Return an exact copy of the entries, skipping any picture you find.

(Items listed in a dataset)
· · · · ·
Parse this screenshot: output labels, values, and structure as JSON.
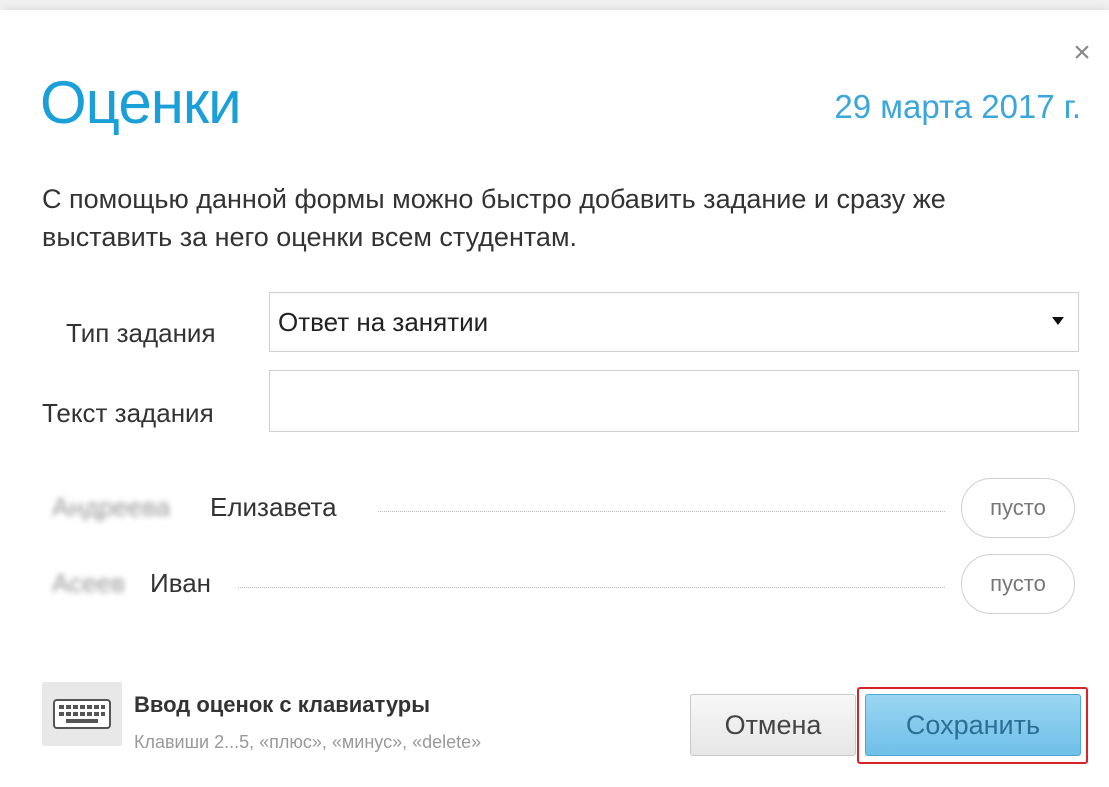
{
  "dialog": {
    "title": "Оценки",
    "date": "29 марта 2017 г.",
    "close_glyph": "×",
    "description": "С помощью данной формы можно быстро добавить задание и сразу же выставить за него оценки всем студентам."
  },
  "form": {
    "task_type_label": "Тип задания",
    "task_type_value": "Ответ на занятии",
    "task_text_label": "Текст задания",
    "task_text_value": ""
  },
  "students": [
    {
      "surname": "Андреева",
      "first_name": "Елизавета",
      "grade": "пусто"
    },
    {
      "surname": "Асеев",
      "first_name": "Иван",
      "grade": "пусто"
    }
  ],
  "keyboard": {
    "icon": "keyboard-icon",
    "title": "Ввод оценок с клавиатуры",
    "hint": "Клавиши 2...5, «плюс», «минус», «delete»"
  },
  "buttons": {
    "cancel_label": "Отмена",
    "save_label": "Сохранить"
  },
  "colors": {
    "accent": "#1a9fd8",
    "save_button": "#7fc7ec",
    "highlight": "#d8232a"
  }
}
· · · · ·
Solution —
Parse this screenshot: output labels, values, and structure as JSON.
{
  "dialog": {
    "title": "Оценки",
    "date": "29 марта 2017 г.",
    "close_glyph": "×",
    "description": "С помощью данной формы можно быстро добавить задание и сразу же выставить за него оценки всем студентам."
  },
  "form": {
    "task_type_label": "Тип задания",
    "task_type_value": "Ответ на занятии",
    "task_text_label": "Текст задания",
    "task_text_value": ""
  },
  "students": [
    {
      "surname": "Андреева",
      "first_name": "Елизавета",
      "grade": "пусто"
    },
    {
      "surname": "Асеев",
      "first_name": "Иван",
      "grade": "пусто"
    }
  ],
  "keyboard": {
    "icon": "keyboard-icon",
    "title": "Ввод оценок с клавиатуры",
    "hint": "Клавиши 2...5, «плюс», «минус», «delete»"
  },
  "buttons": {
    "cancel_label": "Отмена",
    "save_label": "Сохранить"
  },
  "colors": {
    "accent": "#1a9fd8",
    "save_button": "#7fc7ec",
    "highlight": "#d8232a"
  }
}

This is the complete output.